Need more convincing?  Here are 5 reasons to inspire you and your nearest and dearest to go and see the amazing Colourful Realm of Living Beings.


Petit Palais, musée des Beaux-arts de la Ville de Paris

Avenue Winston Churchill
75008 Paris

1] Because the exhibition is only on for thirty days

Paon blanc

Because of their extreme fragility the 30 hanging silk scrolls will be on show for only 30 days, from 15 September to 14 October 2018. It took a full six years of restoration work to return The Colourful Realm of Living Beings to its original splendour.

2] This is the first time in Europe

Paon blanc avec des coeurs

Jakuchū's works are not only fragile, but they are also very rare.

Thanks to an exceptional loan from Japan’s Imperial Collection, the series of hanging silk scroll paintings The Colourful Realm of Living Beings has left the Museum of the Imperial Collections in Tokyo for one month in order to be exhibited in Europe for the first time.
This is a unique and significant event considering that, in 2016, the Jakuchū exhibition in Tokyo broke all previous attendance records with 450,000 visitors in one month.

3] Because the exhibition will appeal to lovers of nature…


You will see at first glance, the moment you set foot in the exhibition, that Jakuchū's ambition was to express all the purity, the beauty and the life force of the plants, birds, insects, reptiles and fish that inhabit the natural world.

It was this vividness and vibrancy that Jakuchū set out to depict in his Colourful Realm of Living Beings. His large silk scrolls reveal a detailed observation of everything in nature, and this has made him recognised as an outstanding painter "from nature".

4] But also to people who can admire his masterful technique


Aya Ōta, curator of the exhibition said, " The strange charm that attracts spectators - of all ages - to these paintings can probably be explained by this expression of beauty and the exuberance of the forms of living things (...) and that charm touches the sensibility of people who look at his work...” If the spectator is immediately captivated by the beauty of the paintings, a closer look at the scrolls will reveal the formidable techniques used by the artist.
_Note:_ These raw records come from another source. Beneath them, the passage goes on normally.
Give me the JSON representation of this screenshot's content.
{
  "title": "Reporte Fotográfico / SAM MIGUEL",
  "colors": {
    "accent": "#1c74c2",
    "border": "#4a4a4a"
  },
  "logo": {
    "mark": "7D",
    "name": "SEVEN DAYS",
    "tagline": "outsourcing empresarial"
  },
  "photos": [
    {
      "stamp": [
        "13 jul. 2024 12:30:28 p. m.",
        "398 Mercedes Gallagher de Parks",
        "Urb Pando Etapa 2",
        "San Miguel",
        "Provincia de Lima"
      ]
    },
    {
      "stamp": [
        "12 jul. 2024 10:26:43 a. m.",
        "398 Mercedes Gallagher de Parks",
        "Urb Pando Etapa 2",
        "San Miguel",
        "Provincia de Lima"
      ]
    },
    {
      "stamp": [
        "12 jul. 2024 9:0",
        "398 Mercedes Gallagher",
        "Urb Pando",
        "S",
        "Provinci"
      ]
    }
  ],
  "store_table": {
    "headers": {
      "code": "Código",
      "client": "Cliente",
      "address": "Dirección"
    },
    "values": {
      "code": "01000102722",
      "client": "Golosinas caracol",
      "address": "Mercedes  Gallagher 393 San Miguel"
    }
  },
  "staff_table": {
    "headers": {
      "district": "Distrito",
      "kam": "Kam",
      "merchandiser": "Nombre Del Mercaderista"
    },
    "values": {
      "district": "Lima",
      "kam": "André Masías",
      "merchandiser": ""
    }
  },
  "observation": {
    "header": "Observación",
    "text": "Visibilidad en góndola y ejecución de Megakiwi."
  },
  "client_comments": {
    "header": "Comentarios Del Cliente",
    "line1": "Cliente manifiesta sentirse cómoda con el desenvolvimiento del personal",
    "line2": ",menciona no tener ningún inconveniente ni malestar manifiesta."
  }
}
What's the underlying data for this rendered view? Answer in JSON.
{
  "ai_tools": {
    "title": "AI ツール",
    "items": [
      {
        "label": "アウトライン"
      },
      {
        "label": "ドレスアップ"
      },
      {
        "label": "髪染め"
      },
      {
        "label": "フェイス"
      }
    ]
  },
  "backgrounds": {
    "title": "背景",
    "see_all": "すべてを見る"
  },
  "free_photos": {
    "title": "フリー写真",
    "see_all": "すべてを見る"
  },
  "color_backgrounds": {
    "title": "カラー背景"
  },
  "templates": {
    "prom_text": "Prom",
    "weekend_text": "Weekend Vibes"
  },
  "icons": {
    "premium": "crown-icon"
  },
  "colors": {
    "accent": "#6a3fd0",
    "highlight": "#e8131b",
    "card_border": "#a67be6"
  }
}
Jakuchū used a technique of "reverse coloring" (urazaishiki) which consisted in applying colours to the reverse side of the silk, which had a transparency similar to that of gauze. In addition, he would colour the obverse of the silk to give an effect of thickness on the painted surfaces while at the same time obtaining softer colours.
To capture the brightness of the colours, Jakuchū used colouring materials obtained from ground pigments or from crushing minerals or shells to powder. Similarly, when his work required it, he created glue out of skin, bones, tendons and even gut from animals.

The artist used other techniques from the traditional schools of painting, such as not outlining patterns, blurring, inverted gradation, applying a layer of colours to a wet surface... all these techniques are combined in the 30 hanging scrolls.

5] Because Jakuchū is a particularly popular artist


For several years now, there has been considerable interest in Jakuchū. In addition to the exhibition held in Tokyo in 2016, the National Gallery of Art in Washington exhibited the 30 scrolls in 2012 at an exceptional exhibition that attracted more than 300,000 visitors in four weeks. Holland Cotter, art critic for the New York Times, described it as one of the most beautiful exhibitions he had ever seen.

In France, the first press reports of the exhibition at the Petit Palais were very positive.

A very good start to the "Japanismes 2018" season as we await the other artistic events to celebrate the 160th anniversary of diplomatic relations between Japan and France.